[Your objective]
Each entry needs to be reproduced exactly as it is.

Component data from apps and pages

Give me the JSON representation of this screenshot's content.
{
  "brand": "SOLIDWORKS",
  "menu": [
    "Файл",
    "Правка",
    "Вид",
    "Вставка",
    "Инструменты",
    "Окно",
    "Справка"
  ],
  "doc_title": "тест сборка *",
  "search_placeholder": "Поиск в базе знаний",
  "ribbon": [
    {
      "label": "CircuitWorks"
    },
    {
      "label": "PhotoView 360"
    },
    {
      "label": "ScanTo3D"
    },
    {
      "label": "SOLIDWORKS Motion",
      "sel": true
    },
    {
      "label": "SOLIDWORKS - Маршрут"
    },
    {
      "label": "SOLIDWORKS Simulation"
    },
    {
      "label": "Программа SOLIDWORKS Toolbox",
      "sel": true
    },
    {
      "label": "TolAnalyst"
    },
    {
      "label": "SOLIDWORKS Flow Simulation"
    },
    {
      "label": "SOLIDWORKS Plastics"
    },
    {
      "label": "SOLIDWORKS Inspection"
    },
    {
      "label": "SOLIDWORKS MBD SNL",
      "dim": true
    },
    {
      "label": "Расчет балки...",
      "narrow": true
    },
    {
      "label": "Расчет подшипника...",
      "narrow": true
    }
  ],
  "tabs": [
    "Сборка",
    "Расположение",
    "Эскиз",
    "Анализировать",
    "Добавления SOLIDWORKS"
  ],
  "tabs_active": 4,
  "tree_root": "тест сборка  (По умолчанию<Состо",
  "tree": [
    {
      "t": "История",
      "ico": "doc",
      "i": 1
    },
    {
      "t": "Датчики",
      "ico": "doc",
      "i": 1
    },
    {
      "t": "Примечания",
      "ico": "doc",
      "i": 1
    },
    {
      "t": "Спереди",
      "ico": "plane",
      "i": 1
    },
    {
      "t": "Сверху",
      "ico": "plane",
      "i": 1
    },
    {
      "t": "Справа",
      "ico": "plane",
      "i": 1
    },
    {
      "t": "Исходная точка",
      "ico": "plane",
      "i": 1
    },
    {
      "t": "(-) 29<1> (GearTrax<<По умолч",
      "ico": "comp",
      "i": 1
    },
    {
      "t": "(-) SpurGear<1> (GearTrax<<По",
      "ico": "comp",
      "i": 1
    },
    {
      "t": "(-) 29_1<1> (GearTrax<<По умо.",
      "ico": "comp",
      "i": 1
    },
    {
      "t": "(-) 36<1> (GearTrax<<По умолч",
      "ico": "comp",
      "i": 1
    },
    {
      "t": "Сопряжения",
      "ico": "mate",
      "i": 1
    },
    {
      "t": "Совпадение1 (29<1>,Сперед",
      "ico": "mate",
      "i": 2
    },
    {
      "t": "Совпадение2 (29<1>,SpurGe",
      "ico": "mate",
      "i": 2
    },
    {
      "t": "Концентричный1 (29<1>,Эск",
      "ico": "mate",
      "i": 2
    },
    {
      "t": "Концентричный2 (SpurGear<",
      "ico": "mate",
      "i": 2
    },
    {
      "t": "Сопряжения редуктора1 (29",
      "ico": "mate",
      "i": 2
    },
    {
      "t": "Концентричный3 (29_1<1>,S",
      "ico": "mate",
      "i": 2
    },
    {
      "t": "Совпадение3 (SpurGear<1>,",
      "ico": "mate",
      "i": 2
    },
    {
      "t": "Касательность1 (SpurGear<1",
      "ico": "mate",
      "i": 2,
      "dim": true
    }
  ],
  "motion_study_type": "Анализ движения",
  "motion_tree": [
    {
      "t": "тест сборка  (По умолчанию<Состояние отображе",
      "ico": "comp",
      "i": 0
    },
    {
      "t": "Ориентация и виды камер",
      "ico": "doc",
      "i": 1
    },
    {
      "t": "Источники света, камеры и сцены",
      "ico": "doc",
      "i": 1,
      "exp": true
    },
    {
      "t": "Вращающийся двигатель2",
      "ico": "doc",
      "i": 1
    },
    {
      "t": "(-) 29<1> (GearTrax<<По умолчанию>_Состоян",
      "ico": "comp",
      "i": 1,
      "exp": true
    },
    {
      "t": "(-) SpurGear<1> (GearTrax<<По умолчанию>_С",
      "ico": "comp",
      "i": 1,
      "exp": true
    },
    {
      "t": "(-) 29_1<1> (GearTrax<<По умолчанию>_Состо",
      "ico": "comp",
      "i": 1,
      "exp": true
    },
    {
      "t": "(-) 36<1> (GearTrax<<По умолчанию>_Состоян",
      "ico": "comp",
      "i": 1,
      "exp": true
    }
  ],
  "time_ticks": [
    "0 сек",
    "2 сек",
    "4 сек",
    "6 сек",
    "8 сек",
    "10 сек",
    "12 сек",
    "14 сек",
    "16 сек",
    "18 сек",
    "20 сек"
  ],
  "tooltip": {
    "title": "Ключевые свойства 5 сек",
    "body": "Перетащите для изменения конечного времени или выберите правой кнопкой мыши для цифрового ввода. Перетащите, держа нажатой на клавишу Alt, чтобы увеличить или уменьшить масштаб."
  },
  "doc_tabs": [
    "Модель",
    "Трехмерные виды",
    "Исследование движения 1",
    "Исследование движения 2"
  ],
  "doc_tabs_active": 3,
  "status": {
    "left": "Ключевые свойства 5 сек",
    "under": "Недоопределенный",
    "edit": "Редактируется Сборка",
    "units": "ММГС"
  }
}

[Result of this task]
Give me the JSON representation of this screenshot's content.
{
  "brand": "SOLIDWORKS",
  "menu": [
    "Файл",
    "Правка",
    "Вид",
    "Вставка",
    "Инструменты",
    "Окно",
    "Справка"
  ],
  "doc_title": "тест сборка *",
  "search_placeholder": "Поиск в базе знаний",
  "ribbon": [
    {
      "label": "CircuitWorks"
    },
    {
      "label": "PhotoView 360"
    },
    {
      "label": "ScanTo3D"
    },
    {
      "label": "SOLIDWORKS Motion",
      "sel": true
    },
    {
      "label": "SOLIDWORKS - Маршрут"
    },
    {
      "label": "SOLIDWORKS Simulation"
    },
    {
      "label": "Программа SOLIDWORKS Toolbox",
      "sel": true
    },
    {
      "label": "TolAnalyst"
    },
    {
      "label": "SOLIDWORKS Flow Simulation"
    },
    {
      "label": "SOLIDWORKS Plastics"
    },
    {
      "label": "SOLIDWORKS Inspection"
    },
    {
      "label": "SOLIDWORKS MBD SNL",
      "dim": true
    },
    {
      "label": "Расчет балки...",
      "narrow": true
    },
    {
      "label": "Расчет подшипника...",
      "narrow": true
    }
  ],
  "tabs": [
    "Сборка",
    "Расположение",
    "Эскиз",
    "Анализировать",
    "Добавления SOLIDWORKS"
  ],
  "tabs_active": 4,
  "tree_root": "тест сборка  (По умолчанию<Состо",
  "tree": [
    {
      "t": "История",
      "ico": "doc",
      "i": 1
    },
    {
      "t": "Датчики",
      "ico": "doc",
      "i": 1
    },
    {
      "t": "Примечания",
      "ico": "doc",
      "i": 1
    },
    {
      "t": "Спереди",
      "ico": "plane",
      "i": 1
    },
    {
      "t": "Сверху",
      "ico": "plane",
      "i": 1
    },
    {
      "t": "Справа",
      "ico": "plane",
      "i": 1
    },
    {
      "t": "Исходная точка",
      "ico": "plane",
      "i": 1
    },
    {
      "t": "(-) 29<1> (GearTrax<<По умолч",
      "ico": "comp",
      "i": 1
    },
    {
      "t": "(-) SpurGear<1> (GearTrax<<По",
      "ico": "comp",
      "i": 1
    },
    {
      "t": "(-) 29_1<1> (GearTrax<<По умо.",
      "ico": "comp",
      "i": 1
    },
    {
      "t": "(-) 36<1> (GearTrax<<По умолч",
      "ico": "comp",
      "i": 1
    },
    {
      "t": "Сопряжения",
      "ico": "mate",
      "i": 1
    },
    {
      "t": "Совпадение1 (29<1>,Сперед",
      "ico": "mate",
      "i": 2
    },
    {
      "t": "Совпадение2 (29<1>,SpurGe",
      "ico": "mate",
      "i": 2
    },
    {
      "t": "Концентричный1 (29<1>,Эск",
      "ico": "mate",
      "i": 2
    },
    {
      "t": "Концентричный2 (SpurGear<",
      "ico": "mate",
      "i": 2
    },
    {
      "t": "Сопряжения редуктора1 (29",
      "ico": "mate",
      "i": 2
    },
    {
      "t": "Концентричный3 (29_1<1>,S",
      "ico": "mate",
      "i": 2
    },
    {
      "t": "Совпадение3 (SpurGear<1>,",
      "ico": "mate",
      "i": 2
    },
    {
      "t": "Касательность1 (SpurGear<1",
      "ico": "mate",
      "i": 2,
      "dim": true
    }
  ],
  "motion_study_type": "Анализ движения",
  "motion_tree": [
    {
      "t": "тест сборка  (По умолчанию<Состояние отображе",
      "ico": "comp",
      "i": 0
    },
    {
      "t": "Ориентация и виды камер",
      "ico": "doc",
      "i": 1
    },
    {
      "t": "Источники света, камеры и сцены",
      "ico": "doc",
      "i": 1,
      "exp": true
    },
    {
      "t": "Вращающийся двигатель2",
      "ico": "doc",
      "i": 1
    },
    {
      "t": "(-) 29<1> (GearTrax<<По умолчанию>_Состоян",
      "ico": "comp",
      "i": 1,
      "exp": true
    },
    {
      "t": "(-) SpurGear<1> (GearTrax<<По умолчанию>_С",
      "ico": "comp",
      "i": 1,
      "exp": true
    },
    {
      "t": "(-) 29_1<1> (GearTrax<<По умолчанию>_Состо",
      "ico": "comp",
      "i": 1,
      "exp": true
    },
    {
      "t": "(-) 36<1> (GearTrax<<По умолчанию>_Состоян",
      "ico": "comp",
      "i": 1,
      "exp": true
    }
  ],
  "time_ticks": [
    "0 сек",
    "2 сек",
    "4 сек",
    "6 сек",
    "8 сек",
    "10 сек",
    "12 сек",
    "14 сек",
    "16 сек",
    "18 сек",
    "20 сек"
  ],
  "tooltip": {
    "title": "Ключевые свойства 5 сек",
    "body": "Перетащите для изменения конечного времени или выберите правой кнопкой мыши для цифрового ввода. Перетащите, держа нажатой на клавишу Alt, чтобы увеличить или уменьшить масштаб."
  },
  "doc_tabs": [
    "Модель",
    "Трехмерные виды",
    "Исследование движения 1",
    "Исследование движения 2"
  ],
  "doc_tabs_active": 3,
  "status": {
    "left": "Ключевые свойства 5 сек",
    "under": "Недоопределенный",
    "edit": "Редактируется Сборка",
    "units": "ММГС"
  }
}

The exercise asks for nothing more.